▶ _Description of the task_
Match the word "group". Return each line of the data below where it appears.

** Opening Dataset content block **

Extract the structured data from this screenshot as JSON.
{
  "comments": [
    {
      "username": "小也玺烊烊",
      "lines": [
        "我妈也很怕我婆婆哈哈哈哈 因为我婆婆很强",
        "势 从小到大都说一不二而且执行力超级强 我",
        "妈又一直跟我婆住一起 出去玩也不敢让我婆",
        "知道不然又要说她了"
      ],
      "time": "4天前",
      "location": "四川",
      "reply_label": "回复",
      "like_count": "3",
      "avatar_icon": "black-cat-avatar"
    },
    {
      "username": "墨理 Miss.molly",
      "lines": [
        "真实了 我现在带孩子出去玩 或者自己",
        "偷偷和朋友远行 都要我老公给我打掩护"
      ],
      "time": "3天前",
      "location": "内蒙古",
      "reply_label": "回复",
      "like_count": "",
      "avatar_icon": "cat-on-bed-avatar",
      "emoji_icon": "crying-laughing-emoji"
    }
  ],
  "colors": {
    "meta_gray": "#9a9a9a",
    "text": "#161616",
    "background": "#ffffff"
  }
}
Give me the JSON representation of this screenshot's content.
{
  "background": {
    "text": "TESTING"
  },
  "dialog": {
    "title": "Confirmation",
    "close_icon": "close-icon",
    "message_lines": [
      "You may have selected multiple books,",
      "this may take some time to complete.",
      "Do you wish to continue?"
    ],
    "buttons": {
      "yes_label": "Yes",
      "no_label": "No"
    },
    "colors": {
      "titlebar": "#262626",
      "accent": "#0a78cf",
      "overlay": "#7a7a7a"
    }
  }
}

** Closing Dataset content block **
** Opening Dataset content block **

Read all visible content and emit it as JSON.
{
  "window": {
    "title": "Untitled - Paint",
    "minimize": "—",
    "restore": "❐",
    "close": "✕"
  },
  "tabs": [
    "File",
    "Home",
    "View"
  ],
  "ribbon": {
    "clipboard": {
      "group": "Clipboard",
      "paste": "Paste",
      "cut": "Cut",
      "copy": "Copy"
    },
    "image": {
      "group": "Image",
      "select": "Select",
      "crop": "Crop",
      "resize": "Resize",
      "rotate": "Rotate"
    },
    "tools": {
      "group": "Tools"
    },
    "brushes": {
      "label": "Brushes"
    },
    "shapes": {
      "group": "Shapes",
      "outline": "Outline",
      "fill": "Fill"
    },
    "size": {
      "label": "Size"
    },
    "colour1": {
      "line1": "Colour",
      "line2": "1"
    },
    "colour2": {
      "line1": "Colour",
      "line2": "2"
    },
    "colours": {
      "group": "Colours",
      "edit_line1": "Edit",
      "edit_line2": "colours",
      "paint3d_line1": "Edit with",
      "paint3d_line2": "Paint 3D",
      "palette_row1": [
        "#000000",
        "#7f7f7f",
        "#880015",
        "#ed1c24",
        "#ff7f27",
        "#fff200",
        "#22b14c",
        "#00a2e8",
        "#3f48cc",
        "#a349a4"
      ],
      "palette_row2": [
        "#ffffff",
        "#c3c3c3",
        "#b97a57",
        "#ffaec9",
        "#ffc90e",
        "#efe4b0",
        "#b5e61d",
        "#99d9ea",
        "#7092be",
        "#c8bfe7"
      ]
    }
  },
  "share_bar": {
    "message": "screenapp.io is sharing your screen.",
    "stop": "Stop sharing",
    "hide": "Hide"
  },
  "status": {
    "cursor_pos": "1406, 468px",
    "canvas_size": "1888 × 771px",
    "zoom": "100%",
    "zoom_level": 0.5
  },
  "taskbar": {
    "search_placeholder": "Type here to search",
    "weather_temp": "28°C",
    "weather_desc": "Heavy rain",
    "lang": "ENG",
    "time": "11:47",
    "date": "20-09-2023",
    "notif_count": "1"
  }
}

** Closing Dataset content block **

▶ _Answer section_
      "group": "Clipboard",
      "group": "Image",
      "group": "Tools"
      "group": "Shapes",
      "group": "Colours",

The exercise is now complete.